There’s a quiet that falls around 5pm at the Seaport. The gate has closed, the main restaurants are generally closed, and the interpreters are beginning to leave their exhibits. The offices are starting to empty and the light is starting to fade.
After a very wet and rainy day and a night of being somewhat colder than I had hoped and listening to sober people shouting at drunk people and then drunk people shouting back, I woke up to a beautiful sunny day with an amazing view of Ben Nevis. I had some pretty big plans, so I ate a quick breakfast and packed by backpack, leaving my tent and sleeping bag back at the campsite.
A few weeks ago, I took a very impromptu camping trip out to the Western Highlands and Islands, which I have now dubbed my absolute favorite place to travel in the world. I’ve been a lot of places, but this easily beats them all. I’m not sure if it’s the mountain-island combo that did me in or the wonderful people or the amazing food. It was probably all three.
Last week, National Geographic published a post about problems with the ‘1000 Places to See Before You Die’ method of travel. The kind of travel that treats ‘top’ destinations like pokemon – gotta collect ‘em all.
I liked this article quite a lot, largely because I used to be one of those people (and probably still am, despite my best efforts). I used to act as though the extent to which a person traveled and the exotic nature of the destination were related to a person’s status in society. As if travel were some sort of competition. And that’s a poor way to look at travel.
Last week I wrote a post about doing much of my research at Starbucks, but I didn’t really go into why I like to do my work there. That was partly because that post was long enough as it was, but it was also because I hadn’t really thought about it. I like sitting in Starbucks is because a six year old little girl will come in with a pink scooter complete with pink umbrella…
If ever there were a castle to visit, it would be Dunnottar Castle, located about 2 miles south of the town of Stonehaven on the east coast of Scotland. Seriously, guys, this is the castle of all castles.
If you ever happen to find yourself in Edinburgh and you haven’t seen the castle, you seriously should. Castle Rock has been occupied since roughly 900 BC, judging by archaeological evidence. It is also mentioned in the Y Gododdin, an Welsh epic written sometime between the 7th and 11th centuries AD concerning battles in the area and the exploits of the Gododdin (the exact date of the original is contested).
Arrochar and Tarbet are two small villages in Argyll, Scotland. Tarbet is located on the edge of Loch Lomond, while Arrochar is on the banks of Loch Long. I have traveled many, many places, and I must say this is by far the prettiest place I have ever been.
We had several hours between getting to York and being able to check into the conference. So, naturally, we did what any group of eight archaeologists does when in York for a conference: check out the museum and explore the Minster.

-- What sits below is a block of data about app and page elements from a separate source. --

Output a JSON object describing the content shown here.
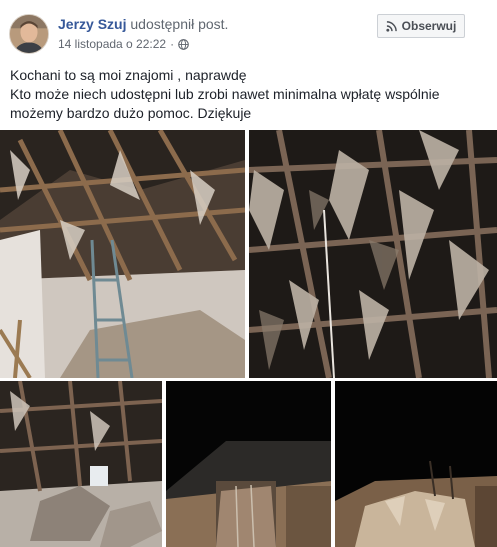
{
  "post": {
    "author": "Jerzy Szuj",
    "action": "udostępnił post.",
    "timestamp": "14 listopada o 22:22",
    "separator": "·",
    "privacy_icon": "globe-icon",
    "follow_button": {
      "label": "Obserwuj",
      "icon": "rss-icon"
    },
    "text_lines": [
      "Kochani to są moi znajomi , naprawdę",
      "Kto może niech udostępni lub zrobi nawet minimalna wpłatę wspólnie",
      "możemy bardzo dużo pomoc. Dziękuje"
    ]
  },
  "colors": {
    "link_blue": "#365899",
    "meta_gray": "#616770",
    "button_bg": "#f5f6f7",
    "button_border": "#ccd0d5"
  }
}
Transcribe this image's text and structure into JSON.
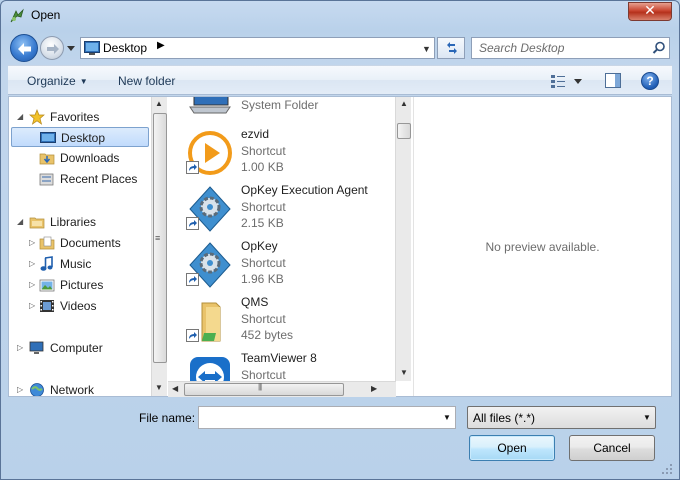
{
  "window": {
    "title": "Open"
  },
  "address_bar": {
    "location": "Desktop",
    "separator": "▶"
  },
  "search": {
    "placeholder": "Search Desktop"
  },
  "toolbar": {
    "organize_label": "Organize",
    "new_folder_label": "New folder",
    "help_label": "?"
  },
  "nav": {
    "favorites": "Favorites",
    "desktop": "Desktop",
    "downloads": "Downloads",
    "recent_places": "Recent Places",
    "libraries": "Libraries",
    "documents": "Documents",
    "music": "Music",
    "pictures": "Pictures",
    "videos": "Videos",
    "computer": "Computer",
    "network": "Network"
  },
  "files": [
    {
      "name": "",
      "type": "System Folder",
      "size": ""
    },
    {
      "name": "ezvid",
      "type": "Shortcut",
      "size": "1.00 KB"
    },
    {
      "name": "OpKey Execution Agent",
      "type": "Shortcut",
      "size": "2.15 KB"
    },
    {
      "name": "OpKey",
      "type": "Shortcut",
      "size": "1.96 KB"
    },
    {
      "name": "QMS",
      "type": "Shortcut",
      "size": "452 bytes"
    },
    {
      "name": "TeamViewer 8",
      "type": "Shortcut",
      "size": ""
    }
  ],
  "preview": {
    "message": "No preview available."
  },
  "footer": {
    "file_name_label": "File name:",
    "file_name_value": "",
    "file_type_filter": "All files (*.*)",
    "open_label": "Open",
    "cancel_label": "Cancel"
  },
  "colors": {
    "accent": "#3c7fb1",
    "selection": "#c1dbfc",
    "close": "#c94530"
  }
}
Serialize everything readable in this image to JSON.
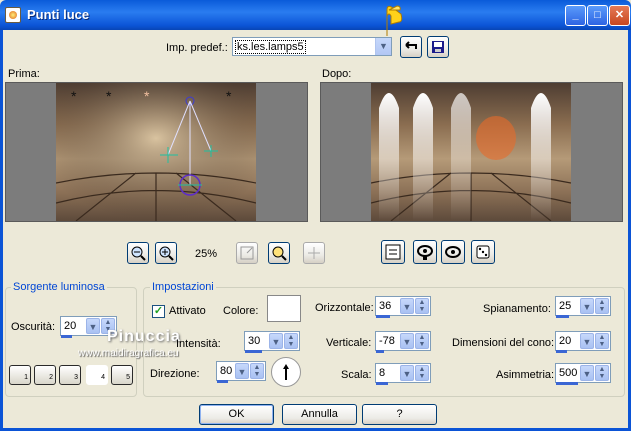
{
  "window": {
    "title": "Punti luce"
  },
  "preset": {
    "label": "Imp. predef.:",
    "value": "ks.les.lamps5"
  },
  "before": {
    "label": "Prima:"
  },
  "after": {
    "label": "Dopo:"
  },
  "zoom": {
    "value": "25%"
  },
  "light_source": {
    "group_title": "Sorgente luminosa",
    "darkness_label": "Oscurità:",
    "darkness_value": "20",
    "lamps": [
      "1",
      "2",
      "3",
      "4",
      "5"
    ]
  },
  "settings": {
    "group_title": "Impostazioni",
    "enabled_label": "Attivato",
    "color_label": "Colore:",
    "color": "#ffffff",
    "intensity_label": "Intensità:",
    "intensity_value": "30",
    "direction_label": "Direzione:",
    "direction_value": "80",
    "horizontal_label": "Orizzontale:",
    "horizontal_value": "36",
    "vertical_label": "Verticale:",
    "vertical_value": "-78",
    "scale_label": "Scala:",
    "scale_value": "8",
    "flatten_label": "Spianamento:",
    "flatten_value": "25",
    "cone_label": "Dimensioni del cono:",
    "cone_value": "20",
    "asym_label": "Asimmetria:",
    "asym_value": "500"
  },
  "buttons": {
    "ok": "OK",
    "cancel": "Annulla",
    "help": "?"
  },
  "watermark": {
    "line1": "Pinuccia",
    "line2": "www.maidiragrafica.eu"
  }
}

“Really? Why would you want to go there?” Joss asked. And Tom. And Steve. And pretty much every Scot once they heard I and a few North American friends were going to Inverness for Christmas.